[[ EXCERPTED RECORDS open ]]

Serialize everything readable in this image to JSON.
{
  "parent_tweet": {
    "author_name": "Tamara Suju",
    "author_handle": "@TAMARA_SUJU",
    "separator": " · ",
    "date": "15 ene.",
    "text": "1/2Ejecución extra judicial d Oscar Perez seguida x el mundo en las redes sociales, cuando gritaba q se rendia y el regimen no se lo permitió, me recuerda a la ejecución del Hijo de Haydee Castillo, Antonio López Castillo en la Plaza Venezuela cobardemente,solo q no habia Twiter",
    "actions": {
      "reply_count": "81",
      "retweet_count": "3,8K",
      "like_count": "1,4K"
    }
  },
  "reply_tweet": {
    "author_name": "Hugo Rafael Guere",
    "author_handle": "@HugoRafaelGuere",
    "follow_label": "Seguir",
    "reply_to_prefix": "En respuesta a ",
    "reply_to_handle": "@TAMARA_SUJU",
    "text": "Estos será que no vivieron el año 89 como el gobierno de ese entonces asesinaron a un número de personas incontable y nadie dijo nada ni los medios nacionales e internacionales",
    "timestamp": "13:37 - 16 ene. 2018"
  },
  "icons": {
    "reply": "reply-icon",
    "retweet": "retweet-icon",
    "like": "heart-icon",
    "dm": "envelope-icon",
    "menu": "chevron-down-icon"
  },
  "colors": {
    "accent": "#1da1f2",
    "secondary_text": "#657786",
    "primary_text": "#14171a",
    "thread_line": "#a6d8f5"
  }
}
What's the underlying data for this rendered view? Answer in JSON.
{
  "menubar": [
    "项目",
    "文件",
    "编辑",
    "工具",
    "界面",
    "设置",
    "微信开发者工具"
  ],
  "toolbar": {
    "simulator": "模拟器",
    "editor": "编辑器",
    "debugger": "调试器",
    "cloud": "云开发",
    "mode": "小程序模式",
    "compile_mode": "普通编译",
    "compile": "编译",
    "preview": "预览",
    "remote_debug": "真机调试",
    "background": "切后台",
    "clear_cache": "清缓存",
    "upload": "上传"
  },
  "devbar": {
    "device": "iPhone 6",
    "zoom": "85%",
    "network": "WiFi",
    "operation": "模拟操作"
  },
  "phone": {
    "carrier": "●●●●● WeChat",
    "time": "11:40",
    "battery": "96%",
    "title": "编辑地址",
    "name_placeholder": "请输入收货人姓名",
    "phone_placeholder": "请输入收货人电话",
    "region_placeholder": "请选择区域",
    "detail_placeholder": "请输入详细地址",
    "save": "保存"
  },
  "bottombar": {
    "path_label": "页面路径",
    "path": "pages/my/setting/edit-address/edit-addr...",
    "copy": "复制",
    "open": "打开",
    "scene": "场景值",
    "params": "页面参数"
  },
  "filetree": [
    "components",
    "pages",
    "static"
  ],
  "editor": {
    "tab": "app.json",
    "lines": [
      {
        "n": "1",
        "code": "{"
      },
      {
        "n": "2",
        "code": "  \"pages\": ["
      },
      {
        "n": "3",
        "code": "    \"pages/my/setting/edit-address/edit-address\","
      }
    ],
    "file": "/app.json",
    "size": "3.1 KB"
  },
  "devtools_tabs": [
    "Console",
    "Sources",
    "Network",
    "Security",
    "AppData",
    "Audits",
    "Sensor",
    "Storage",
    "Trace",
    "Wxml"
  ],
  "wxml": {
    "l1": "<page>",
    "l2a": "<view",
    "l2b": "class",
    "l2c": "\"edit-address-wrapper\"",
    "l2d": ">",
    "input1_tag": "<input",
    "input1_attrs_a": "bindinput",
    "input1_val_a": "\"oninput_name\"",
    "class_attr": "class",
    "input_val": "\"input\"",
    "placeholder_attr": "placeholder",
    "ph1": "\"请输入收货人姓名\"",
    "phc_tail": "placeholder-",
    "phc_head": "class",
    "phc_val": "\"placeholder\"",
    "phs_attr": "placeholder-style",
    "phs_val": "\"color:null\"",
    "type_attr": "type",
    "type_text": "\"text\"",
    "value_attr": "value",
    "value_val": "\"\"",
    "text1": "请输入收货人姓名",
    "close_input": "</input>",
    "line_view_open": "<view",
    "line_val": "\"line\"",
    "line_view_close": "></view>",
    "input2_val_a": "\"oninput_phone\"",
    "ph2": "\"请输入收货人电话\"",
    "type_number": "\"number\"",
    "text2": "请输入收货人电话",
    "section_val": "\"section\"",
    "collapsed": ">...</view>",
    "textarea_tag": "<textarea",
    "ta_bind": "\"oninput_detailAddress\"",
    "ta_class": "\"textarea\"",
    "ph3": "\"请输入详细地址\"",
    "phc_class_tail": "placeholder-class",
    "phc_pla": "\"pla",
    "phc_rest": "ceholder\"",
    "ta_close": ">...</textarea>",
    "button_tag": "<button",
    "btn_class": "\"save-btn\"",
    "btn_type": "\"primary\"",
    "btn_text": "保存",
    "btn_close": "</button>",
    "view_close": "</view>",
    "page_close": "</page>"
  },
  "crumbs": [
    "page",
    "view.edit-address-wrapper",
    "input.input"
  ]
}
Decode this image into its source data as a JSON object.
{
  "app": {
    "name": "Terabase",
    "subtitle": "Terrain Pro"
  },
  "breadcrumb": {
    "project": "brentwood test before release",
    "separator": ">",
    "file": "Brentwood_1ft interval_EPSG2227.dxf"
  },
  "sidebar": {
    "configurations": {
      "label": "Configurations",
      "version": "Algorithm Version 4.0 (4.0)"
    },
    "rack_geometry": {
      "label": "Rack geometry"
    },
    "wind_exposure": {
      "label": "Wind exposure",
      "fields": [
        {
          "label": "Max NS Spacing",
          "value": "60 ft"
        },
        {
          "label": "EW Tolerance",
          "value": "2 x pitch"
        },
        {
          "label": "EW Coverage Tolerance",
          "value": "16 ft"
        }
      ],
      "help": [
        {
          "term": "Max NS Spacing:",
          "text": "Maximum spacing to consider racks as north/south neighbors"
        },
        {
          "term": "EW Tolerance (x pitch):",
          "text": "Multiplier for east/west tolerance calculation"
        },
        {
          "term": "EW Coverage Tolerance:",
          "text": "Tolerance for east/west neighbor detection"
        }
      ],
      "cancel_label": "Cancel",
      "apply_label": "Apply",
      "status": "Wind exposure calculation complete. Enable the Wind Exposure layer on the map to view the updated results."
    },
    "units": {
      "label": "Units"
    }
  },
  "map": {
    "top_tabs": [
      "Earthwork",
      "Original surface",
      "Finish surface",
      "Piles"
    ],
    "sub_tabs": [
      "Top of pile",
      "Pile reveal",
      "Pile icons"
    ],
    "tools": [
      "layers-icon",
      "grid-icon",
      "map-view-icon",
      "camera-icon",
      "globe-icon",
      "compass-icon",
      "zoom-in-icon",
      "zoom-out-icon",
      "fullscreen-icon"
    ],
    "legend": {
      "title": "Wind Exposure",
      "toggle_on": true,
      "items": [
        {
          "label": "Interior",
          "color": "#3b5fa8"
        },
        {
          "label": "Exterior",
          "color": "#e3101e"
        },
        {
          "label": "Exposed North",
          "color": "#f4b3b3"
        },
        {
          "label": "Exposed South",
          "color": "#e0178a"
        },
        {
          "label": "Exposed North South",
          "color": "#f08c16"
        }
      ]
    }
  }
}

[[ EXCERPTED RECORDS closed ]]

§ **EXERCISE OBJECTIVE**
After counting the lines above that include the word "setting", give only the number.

§ **RESPONSE BELOW**
2